Drug screens of NGLY1 deficiency in worm and fly models reveal catecholamine, NRF2 and anti-inflammatory-pathway activation as potential clinical approaches
Summary: Using worm and fly models of an ultra-rare congenital disorder of glycosylation, we performed repurposing screens and identified the FDA-approved drug aripiprazole as a clinical candidate.
SILAC-based quantitative proteomics using mass spectrometry quantifies endoplasmic reticulum stress in whole HeLa cells
Summary: A novel observation point of a familiar scenario: proteomic quantification of over 6200 proteins as a resource to further explore endoplasmic reticulum stress.
DMM Journal Meeting 2023: Infectious Diseases Through an Evolutionary Lens
We are delighted to announce that our 2023 Journal Meeting ‘Infectious Diseases Through an Evolutionary Lens’ will be held from 17-19 October 2023 in London, UK. Registration is open now.
The Forest of Biologists
We are excited to announce the launch of The Forest of Biologists, a new biodiversity initiative created with support from the Woodland Trust, aiming to counteract nature loss and safeguard some of the most critically endangered ecosystems for future generations. For every Research Article and Review article that is published in one of our five journals a native tree is planted in a forest in the UK. Take a look at our virtual forest online now.
Propose a new workshop for 2025
Do you have an idea for a Workshop? If so, click here. We are now accepting proposals for our 2025 Biologists Workshops programme. As the scientific organiser, your involvement will be focused on the science. We'll take care of all the logistics. In 2025 we'll continue our efforts to diversify our Workshop programme and will be reserving one of our Workshops for an application from a Global South (GS) country to host an event overseas.
New drugs to squash the spread of malaria
In this Research Article, the Baum lab identify a new class of antimalarials to block Plasmodium gamete formation. This article has been highlighted as our Editor’s Choice, and you can find out more in our interview with first author Sabrina Yahiya.
The shifting culture of the scientific workforce – a change for women and girls in science

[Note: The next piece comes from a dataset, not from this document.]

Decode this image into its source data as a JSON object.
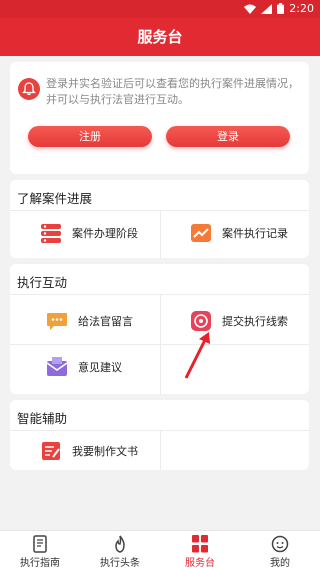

February 11 marks The International Day of Women and Girls in Science (IDWGS) a celebration of the achievements of female scientists, and a call to action for a culture shift in science. Click here to read more about the day